Reps. Becky Carney (D-Mecklenburg), Kevin Corbin (R-Macon), Craig Horn(R-Union), and Linda Johnson (R-Cabarrus) sponsored a bill that would placea $1.9 billion school bond on the ballot in November 2018. The funds wouldsupport capital projects for public schools across the state. The proposedbond would be the first for public schools since 1996. A previous bond waspassed in March 2016, which supported maintenance and capital projects atthe universities, community colleges, state parks, and wastewaterfacilities. A committee substitute toHB 866: Public School Building Bond Actpassed House K-12 Education on Wednesday and now heads to the Committee onFinance.
Raise the Age Passes the House
HB 280: Juvenile Justice Reinvestment Actpassed the House 104-8 on Wednesday. The bill, sponsored by Reps. DuaneHall (D-Wake), Chuck McGrady (R-Henderson), David Lewis (R-Harnett), andSusan Martin (R-Wilson), would allow 16 and 17 year olds to be tried asjuveniles for all misdemeanors and non-violent felonies. Under current law,North Carolina is the last state to try 16 and 17 year olds as adults forthese crimes. Juveniles would continue to be tried as adults if chargedwith Class A through E felonies. The legislation has the support of lawenforcement advocacy groups, the state’s judiciary, and the Chief JusticeMark Martin of the North Carolina Supreme Court. Bill sponsors andproponents believe “raising the age” will reduce recidivism in youth, whichoften leads to a lifetime of crime and poverty. Opponents maintain concernsabout the cost to the state’s judicial system. The bill is currently in theSenate Rules Committee.
Senate Leaders Propose Revenue Laws Changes
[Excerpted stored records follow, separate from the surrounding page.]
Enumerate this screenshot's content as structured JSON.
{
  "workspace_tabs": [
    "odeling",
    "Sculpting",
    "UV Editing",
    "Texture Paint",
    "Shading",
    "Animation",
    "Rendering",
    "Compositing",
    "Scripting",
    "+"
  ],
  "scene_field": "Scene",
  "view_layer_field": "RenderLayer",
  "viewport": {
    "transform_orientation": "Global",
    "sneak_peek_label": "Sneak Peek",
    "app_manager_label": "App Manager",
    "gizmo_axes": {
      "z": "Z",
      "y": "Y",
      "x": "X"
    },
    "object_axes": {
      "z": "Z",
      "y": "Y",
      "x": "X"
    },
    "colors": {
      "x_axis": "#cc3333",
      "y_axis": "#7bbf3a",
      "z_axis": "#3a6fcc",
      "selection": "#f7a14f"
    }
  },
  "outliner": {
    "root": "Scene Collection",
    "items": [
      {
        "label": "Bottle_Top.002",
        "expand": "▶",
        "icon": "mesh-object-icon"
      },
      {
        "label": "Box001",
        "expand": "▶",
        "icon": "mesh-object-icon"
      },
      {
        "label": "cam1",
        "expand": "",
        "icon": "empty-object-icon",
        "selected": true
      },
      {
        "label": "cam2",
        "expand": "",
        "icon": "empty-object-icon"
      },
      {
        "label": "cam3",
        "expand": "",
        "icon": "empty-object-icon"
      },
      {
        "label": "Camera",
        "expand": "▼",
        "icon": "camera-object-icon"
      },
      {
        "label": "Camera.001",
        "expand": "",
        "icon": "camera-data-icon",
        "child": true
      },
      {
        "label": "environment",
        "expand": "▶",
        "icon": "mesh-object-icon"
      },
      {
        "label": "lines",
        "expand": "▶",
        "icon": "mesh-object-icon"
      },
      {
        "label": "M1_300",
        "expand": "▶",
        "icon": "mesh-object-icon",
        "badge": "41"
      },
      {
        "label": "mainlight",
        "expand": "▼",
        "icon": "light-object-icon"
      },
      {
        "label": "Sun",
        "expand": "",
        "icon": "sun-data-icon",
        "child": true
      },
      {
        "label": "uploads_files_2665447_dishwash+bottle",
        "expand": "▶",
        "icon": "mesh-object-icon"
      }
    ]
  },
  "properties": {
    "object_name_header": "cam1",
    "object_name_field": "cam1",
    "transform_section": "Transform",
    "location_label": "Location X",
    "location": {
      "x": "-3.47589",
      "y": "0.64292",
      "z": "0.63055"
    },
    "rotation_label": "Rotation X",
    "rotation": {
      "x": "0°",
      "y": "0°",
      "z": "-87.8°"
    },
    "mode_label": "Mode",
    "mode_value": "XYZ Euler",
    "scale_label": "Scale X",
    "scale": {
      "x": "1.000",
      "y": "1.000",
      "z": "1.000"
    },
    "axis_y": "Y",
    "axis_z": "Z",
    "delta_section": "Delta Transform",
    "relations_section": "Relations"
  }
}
Sens. Andrew Brock (R-Davie), Jerry Tillman (R-Randolph), and Tommy Tucker(R-Union) have sponsored a bill that would amend state revenue laws.SB 628: Various Changes to the Revenue Lawswas discussed in the Senate Finance Committee on Wednesday. The billcontains numerous codifying and conforming changes in state law as well assubstantive changes, and adjustments requested by the Department ofRevenue. Committee members raised questions about provisions related to thefranchise tax and taxes related to petroleum based liquid and gaspipelines. The bill also attempts to clarify a capital improvement as itregards to a repair, maintenance or installation on real property, whichwas passed last year. A new proposed committee substitute will be unveilednext week, and voted on by the committee.
US Supreme Court Rejects Voter ID Appeal
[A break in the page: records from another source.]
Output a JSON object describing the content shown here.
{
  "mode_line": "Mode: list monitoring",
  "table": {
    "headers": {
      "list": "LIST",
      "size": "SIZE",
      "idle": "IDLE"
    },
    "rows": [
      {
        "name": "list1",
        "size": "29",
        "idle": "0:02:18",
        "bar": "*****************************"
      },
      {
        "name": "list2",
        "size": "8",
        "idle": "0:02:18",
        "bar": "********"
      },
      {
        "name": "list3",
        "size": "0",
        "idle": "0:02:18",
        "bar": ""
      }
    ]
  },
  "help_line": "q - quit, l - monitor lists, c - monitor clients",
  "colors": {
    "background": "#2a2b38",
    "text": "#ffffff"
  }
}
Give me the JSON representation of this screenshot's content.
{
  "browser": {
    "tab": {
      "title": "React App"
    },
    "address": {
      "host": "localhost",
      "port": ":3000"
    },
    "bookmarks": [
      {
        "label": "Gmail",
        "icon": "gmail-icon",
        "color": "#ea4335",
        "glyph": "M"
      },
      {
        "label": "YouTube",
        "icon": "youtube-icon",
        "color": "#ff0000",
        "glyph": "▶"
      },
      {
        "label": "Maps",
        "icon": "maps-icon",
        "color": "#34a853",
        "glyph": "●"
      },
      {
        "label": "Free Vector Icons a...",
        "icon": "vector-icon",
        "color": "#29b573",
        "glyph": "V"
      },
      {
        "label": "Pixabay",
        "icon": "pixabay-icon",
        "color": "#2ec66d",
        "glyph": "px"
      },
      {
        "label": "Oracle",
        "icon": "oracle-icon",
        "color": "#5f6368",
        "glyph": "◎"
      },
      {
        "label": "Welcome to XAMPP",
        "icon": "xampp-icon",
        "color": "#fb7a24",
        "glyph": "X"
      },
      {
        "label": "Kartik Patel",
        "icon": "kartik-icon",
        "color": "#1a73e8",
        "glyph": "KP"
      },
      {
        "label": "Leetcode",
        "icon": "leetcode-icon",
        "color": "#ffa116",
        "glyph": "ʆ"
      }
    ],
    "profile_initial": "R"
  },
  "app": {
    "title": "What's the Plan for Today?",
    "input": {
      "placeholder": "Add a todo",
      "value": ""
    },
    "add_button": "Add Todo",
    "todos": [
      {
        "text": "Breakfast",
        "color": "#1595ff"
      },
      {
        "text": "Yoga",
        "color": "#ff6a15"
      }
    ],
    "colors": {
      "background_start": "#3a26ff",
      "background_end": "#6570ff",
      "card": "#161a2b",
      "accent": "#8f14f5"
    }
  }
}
The United States Supreme Court rejected North Carolina’s appeal toreinstate a voter ID law passed in 2013. The law was struck down by the 4 th Circuit Court of Appeals in 2016. However, Speaker Tim Moore,Pres. Pro Tem Phil Berger, and former Governor McCrory filed for an appealto the Supreme Court. Newly elected Governor Cooper and Attorney GeneralJosh Stein withdrew the appeal in February, but state law allowslegislative leadership to defend lawsuits on behalf of the state. Althoughthe appeal has failed, leaders in both chambers have not given up onlegislation to address voter identification. A joint statement from Sen.Berger and Speaker Moore is availablehere.
Wireless Infrastructure Expansion
A bi-partisan group in the House has proposed legislation to expandwireless infrastructure in cities across the state. Sponsored by Reps.Jason Saine (R-Lincoln), John Torbett (R-Gaston), and Michael Wray(D-Northampton),HB 310: Wireless Communications Infrastructure Siting would modify existing state law governing small wireless communicationsfacilities. The bill would allow wireless communications facilities to usepublic rights-of-way for wireless infrastructure. The bill prohibits citiesfrom instituting a moratorium on issuing permits for small wirelessfacilities as well. Proponents of the legislation say this is the firststep in an effort to broaden 5G internet access across the state. Opponentshave issues with the provisions related to the bill’s environmental reviewprocess, and say the law is in conflict with Federal CommunicationsCommission policy. The bill received a favorable report from the HouseEnergy and Public Utilities Committee on Wednesday, and was sent to theHouse Finance Committee. Sen. Ralph Hise (R-Mitchell) sponsored itscompanion bill ,SB 377: Wireless Communications Infrastructure Siting, in the Senate.